What is your plan for dealing with disappearing mentors?
Org admins monitor for mentor responses to student updates to the developer list and regularly poll mentors to make sure that they have reasonably current status from students, are seeing working product to back that up, and are either satisfied with progress or have conversations promptly about issues. We also make sure that all mentors have back-ups who are kept in the loop on the above, as professional and personal obligations may require mentors to "tag out". We also encourage students to conduct most discussion in one of our open forums, so that others in the community can help them in addition to their mentor.
What steps will you take to encourage students to interact with your project's community before and during the program?
We have basic policies that require students to interact with mentors via developer IRC channels and mailing lists. Students are expected to take the initiative to familiarise themselves with the community, participate in discussions, and eventually become regular members through the program: not everything has to happen in the open, but students have to show that they are comfortable and proficient identifying themselves and talking about their work via community channels. Mentors are expected to guide students through community processes for peer review and integration.
What will you do to encourage your accepted students to stick with the project after Google Summer of Code concludes?

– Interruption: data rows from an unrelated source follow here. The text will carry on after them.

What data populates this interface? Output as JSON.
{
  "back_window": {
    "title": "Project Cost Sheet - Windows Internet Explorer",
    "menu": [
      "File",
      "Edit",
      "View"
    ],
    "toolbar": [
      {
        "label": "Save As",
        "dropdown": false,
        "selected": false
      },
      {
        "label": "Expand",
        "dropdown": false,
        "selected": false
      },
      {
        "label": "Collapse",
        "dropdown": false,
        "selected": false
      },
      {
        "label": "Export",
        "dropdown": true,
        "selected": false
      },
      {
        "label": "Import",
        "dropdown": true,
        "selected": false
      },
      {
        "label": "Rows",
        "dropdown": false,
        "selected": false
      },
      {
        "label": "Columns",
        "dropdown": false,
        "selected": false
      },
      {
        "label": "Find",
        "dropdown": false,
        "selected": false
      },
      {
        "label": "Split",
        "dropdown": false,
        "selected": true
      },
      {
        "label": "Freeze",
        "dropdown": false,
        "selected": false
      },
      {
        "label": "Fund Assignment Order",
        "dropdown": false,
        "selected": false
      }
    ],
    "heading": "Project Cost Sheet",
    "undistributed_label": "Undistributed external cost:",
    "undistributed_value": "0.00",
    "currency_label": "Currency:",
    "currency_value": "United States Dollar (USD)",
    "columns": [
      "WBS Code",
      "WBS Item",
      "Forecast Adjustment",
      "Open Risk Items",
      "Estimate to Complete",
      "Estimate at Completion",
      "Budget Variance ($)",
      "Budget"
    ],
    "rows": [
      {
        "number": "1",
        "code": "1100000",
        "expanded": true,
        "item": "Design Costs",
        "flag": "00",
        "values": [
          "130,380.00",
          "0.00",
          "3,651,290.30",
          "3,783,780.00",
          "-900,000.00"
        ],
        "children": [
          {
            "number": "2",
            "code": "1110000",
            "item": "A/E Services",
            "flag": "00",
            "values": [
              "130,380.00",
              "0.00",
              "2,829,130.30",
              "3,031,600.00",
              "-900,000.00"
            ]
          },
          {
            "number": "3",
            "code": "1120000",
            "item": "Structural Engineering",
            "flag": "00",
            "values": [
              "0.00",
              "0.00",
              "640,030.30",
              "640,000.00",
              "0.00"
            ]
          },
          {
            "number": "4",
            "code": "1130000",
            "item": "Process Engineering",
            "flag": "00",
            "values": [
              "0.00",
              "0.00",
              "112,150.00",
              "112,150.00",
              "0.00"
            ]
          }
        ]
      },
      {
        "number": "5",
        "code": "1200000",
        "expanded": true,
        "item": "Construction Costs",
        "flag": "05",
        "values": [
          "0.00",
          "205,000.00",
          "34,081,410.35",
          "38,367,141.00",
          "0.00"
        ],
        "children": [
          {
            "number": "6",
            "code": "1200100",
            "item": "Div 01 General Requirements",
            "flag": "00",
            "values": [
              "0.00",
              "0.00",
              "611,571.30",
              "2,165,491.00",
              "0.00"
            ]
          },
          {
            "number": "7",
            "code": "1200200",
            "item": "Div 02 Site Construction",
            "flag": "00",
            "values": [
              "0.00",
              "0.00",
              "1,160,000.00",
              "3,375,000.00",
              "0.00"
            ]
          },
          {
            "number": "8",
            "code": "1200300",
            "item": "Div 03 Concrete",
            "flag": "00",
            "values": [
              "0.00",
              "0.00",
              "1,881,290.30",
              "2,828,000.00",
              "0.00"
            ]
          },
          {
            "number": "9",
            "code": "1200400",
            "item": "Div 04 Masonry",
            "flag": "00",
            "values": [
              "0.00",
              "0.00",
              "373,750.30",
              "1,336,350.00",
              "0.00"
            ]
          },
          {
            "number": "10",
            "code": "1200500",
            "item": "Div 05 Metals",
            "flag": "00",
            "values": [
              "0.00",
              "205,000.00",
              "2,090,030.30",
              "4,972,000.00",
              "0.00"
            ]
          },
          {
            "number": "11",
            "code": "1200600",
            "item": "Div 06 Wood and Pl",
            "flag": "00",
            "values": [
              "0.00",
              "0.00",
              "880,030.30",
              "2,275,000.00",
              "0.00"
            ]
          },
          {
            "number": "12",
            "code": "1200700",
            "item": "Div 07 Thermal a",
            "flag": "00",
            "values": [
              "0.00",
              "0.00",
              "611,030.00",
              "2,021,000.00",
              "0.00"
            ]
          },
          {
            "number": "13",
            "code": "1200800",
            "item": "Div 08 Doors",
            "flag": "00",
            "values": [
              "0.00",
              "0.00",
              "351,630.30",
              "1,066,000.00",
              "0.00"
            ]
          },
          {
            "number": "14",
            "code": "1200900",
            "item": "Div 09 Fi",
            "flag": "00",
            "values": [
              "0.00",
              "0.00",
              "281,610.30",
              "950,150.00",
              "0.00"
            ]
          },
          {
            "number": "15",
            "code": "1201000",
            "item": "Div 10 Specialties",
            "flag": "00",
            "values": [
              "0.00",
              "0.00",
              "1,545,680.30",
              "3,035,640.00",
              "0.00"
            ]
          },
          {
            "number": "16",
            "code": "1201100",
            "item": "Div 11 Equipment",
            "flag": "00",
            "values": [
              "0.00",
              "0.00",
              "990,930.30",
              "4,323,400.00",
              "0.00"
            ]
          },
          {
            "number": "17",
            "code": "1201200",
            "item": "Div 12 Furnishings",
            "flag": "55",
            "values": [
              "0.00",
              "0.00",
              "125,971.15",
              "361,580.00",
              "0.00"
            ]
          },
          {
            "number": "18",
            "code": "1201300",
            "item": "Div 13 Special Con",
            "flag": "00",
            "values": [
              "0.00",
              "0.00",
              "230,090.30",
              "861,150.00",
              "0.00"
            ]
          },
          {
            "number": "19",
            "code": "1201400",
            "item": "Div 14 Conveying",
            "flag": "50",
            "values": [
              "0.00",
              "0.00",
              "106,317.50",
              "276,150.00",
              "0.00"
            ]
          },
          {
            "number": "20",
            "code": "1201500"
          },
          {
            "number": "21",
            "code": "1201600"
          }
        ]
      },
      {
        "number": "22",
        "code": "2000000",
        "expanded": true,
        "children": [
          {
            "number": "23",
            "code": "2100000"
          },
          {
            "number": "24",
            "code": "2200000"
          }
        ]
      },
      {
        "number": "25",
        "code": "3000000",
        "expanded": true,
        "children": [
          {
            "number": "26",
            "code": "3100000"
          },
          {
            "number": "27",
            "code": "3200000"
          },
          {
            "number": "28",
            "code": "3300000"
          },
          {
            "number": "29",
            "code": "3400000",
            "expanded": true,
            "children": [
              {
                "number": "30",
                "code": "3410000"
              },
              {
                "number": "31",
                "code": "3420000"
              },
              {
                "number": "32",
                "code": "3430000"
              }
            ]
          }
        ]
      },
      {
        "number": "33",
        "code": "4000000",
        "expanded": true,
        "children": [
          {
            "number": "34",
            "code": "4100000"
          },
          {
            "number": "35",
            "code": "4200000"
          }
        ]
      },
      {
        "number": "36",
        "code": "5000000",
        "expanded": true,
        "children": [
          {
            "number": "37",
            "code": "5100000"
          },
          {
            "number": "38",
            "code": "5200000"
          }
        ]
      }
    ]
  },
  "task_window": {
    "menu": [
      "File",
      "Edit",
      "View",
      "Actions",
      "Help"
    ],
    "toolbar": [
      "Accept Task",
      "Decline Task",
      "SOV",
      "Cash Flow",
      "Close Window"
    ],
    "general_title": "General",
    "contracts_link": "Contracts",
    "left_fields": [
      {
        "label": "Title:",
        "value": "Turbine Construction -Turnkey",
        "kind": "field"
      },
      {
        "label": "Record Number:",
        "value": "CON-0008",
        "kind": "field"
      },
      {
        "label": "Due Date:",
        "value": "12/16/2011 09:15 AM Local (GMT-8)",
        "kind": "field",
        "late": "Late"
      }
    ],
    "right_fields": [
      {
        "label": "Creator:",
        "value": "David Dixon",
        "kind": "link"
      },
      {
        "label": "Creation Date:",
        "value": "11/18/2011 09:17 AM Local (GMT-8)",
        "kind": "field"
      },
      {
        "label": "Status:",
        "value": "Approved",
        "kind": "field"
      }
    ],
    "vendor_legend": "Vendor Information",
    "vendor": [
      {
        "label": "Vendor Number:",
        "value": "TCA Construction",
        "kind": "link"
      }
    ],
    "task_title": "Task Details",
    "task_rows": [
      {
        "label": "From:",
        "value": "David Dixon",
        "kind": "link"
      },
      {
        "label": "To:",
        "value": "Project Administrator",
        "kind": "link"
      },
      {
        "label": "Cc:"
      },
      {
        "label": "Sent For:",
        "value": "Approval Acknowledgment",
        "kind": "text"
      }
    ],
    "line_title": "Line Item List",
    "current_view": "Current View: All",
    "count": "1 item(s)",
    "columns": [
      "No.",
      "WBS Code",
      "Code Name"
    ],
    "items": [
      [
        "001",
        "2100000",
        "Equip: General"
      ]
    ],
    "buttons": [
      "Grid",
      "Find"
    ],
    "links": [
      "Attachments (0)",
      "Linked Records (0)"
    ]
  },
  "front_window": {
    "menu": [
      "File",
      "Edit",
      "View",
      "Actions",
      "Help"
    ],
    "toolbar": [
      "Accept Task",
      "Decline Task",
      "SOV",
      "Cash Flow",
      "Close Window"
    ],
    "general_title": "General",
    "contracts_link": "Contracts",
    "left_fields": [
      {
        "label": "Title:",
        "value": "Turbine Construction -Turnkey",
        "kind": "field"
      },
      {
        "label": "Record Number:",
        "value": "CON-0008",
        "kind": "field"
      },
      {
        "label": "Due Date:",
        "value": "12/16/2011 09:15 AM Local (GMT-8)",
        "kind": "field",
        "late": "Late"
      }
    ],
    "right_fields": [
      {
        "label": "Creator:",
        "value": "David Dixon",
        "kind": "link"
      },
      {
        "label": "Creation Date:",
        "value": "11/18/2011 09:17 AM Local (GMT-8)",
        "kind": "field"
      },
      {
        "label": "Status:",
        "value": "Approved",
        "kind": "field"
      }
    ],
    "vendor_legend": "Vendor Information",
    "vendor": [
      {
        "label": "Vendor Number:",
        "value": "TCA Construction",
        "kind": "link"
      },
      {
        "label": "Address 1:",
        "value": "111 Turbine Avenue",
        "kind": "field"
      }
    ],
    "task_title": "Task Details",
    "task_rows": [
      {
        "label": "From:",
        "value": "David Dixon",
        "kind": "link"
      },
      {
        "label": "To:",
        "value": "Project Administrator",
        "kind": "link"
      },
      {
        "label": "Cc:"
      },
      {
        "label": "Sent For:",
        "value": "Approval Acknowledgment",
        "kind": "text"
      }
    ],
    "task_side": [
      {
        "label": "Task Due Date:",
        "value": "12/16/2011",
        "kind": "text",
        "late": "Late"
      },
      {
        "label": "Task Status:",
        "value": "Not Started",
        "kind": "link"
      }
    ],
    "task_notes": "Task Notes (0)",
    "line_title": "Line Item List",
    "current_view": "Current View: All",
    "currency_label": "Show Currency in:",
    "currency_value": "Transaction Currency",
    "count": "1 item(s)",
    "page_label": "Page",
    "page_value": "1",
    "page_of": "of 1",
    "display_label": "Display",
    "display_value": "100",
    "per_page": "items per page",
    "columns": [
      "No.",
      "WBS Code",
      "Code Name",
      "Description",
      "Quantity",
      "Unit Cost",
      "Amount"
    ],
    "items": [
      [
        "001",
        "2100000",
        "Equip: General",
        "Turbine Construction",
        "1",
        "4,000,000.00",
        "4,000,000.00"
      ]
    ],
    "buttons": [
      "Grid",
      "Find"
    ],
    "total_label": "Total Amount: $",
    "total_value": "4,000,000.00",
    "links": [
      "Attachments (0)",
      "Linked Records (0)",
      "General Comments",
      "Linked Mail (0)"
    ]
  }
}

We treat students like regular community members, and our hope and expectation is that students who function well in that context and produce work they can be proud of will continue doing so. Many of our participants in previous years were students who had previous exposure to our community or were working with our code base in their coursework, and these students have unsurprisingly shown much greater ongoing affinity for and ongoing commitment to our project than students without, who tend to be active only for one summer.
Are you an established or larger organization who would like to vouch for a new organization applying this year? If so, please list their name(s) here.
In our first year we passed all of our students but had a nevertheless mixed experience: students were in India and mentors in California, and students were undergraduates with less previous experience in our field of development.
We had a more structured and satisfying experience for students, mentors, and the community generally in 2012, recruiting students with stronger backgrounds, who were able to function independently and delivered superior results (accepted proposals demonstrated far greater expertise and preparation, projects deliverables stayed on track or were more clearly renegotiated as issues arose, outcomes were more consistent with proposals).
Last year, we a selected three from a healthy number of strong proposals (though we probably received proportionally more "spammy" submissions as well!) from qualified students. The work was definitely of excellent quality and definitely consistent with the proposals, but we were overly ambitious about scope. Our mentors encountered more difficulty getting students to stay on schedule towards the conclusion of the development phase, primarily not due to the fault of the students themselves but our own difficulty in estimating the increase in time involved in testing and reviewing substantial changes with inherently higher risk. As a result, we will be sizing projects less ambitiously and providing feedback to applicants for pre-integration testing plans in their applications.
We are happy to say that despite occasional setbacks, all of our students selected so far have passed.